Interview met Toby Longworth
When, where and how did your movie career get started?
I started my career many years ago in the 80’s as a comedian in a double act with a fellow called Bill Bailey. I left to pursue Theatre, TV and radio. Film has always been a part of my job, but mainly smaller, cheaper films.
How did you get cast as a voice actor for Star Wars: The Phantom Menace?
I had been working on Radio 4 doing voices and impressions along with Peter Serafinowicz (voice of Darth Maul), Lewis MacLeod (Sebulba) and Andy Secombe (Watto). We all went in and recorded many, many different voices… in fact l didn’t hear l had got the gig until long after all the others, l thought l had missed out.
You provided the voices for Lott Dod and Gragra. How did you create their voices? Did George Lucas tell you what he wanted?
George Lucas sent me a copy of my lines as read by a Thai man as a general guide, it was a little hard to follow, but it certainly gave me an idea. As for the Gragra voice, I tried a few voices to the video playback in the studio while George gave me directions.
The Phantom Menace was the only Star Wars project you worked on. How come? Lott Dod did return in the Clone Wars animated series so they should have used your voice again.
Well l agree! I don’t know why they didn’t use me; you would have to ask them.
Did you get to visit the set of The Phantom Menace? Or was all of your work done in the studio?
Sadly, l never made it to the set, but as the recording studio was Abbey Road, l was delighted to be where l was!
Could you share some of your memories regarding working on The Phantom Menace?
I remember being fascinated that George had the entire film on a laptop, which at the time was quite a feat. I received a VHS tape of the scenes in the Senate with some early makeshift effects on place, but of course, l had to give it back.
Back in 1999 The Phantom Menace was the most anticipated movie ever. Were you a Star Wars fan and did you look forward to this movie?
I was a very big Star Wars fan and was very excited; l couldn’t quite believe l was going to be a part of it.
Looking back at Star Wars: What is the best or most precious memory you have regarding The Phantom Menace?
I remember a rather panicked call from George’s assistant just days before the premiere, informing me that George had forgotten to record one short scene, so l had to rush over to a private house somewhere in North London and send my performance down the line to George Lucas miles away at the Skywalker ranch.
Your résumé of characters you have voiced is pretty long. Which character is your personal favorite and why?
I did enjoy playing Judge Dredd very much, it’s difficult to beat playing the toughest cop in Mega-City one. However, l played Wowbagger the infinitely prolonged in the Hitchhiker’s Guide to the Galaxy, and as a result l have been lucky enough to join the glorious Hitchhiker’s family (headed by Simon Jones and Dirk Maggs) on radio and in the theatre which has been an honour and a privilege that continues to delight me.
Final question: I read that for Judge Dredd: Solo you provided all 34 (!) voices.

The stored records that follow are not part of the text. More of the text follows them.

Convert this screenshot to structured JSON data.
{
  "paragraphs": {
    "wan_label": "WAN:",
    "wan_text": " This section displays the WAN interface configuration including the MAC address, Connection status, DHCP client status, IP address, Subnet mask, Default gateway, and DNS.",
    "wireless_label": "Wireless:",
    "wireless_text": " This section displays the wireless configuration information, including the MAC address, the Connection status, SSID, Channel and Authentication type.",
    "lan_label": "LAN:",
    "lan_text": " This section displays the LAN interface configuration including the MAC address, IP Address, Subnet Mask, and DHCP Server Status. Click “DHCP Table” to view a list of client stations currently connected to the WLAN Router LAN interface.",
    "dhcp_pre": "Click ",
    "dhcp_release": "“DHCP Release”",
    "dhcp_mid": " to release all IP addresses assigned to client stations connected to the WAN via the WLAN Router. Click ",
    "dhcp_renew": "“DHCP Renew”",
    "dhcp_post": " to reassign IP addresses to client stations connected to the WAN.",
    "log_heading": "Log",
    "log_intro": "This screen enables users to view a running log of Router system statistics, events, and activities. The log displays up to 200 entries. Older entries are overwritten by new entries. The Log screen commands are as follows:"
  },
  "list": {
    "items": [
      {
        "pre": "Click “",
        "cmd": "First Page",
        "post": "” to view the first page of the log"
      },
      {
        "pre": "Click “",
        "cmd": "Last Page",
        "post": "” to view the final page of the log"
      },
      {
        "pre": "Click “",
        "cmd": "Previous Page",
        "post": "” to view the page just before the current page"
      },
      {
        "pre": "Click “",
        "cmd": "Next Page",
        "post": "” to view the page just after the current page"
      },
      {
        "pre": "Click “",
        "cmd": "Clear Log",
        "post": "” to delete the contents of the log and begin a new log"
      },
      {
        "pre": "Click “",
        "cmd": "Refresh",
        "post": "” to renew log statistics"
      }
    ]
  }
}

This must be a world record?
It certainly is a lot! Great fun, made possible by great writing by Jonathan Clemens and great direction by John Ainsworth, but l don’t know if it is a record. When l perform/read/narrate (still not sure what the correct term is and l must have recorded hundreds!) audiobooks l play every part, and some of the sci-fi books are very long and cover centuries, so l expect one of those must have even more parts, and a few of the alien voices can be particularly demanding, given the descriptions in the text can include ‘he spoke in a voice like dry leaves being caught in a breeze’…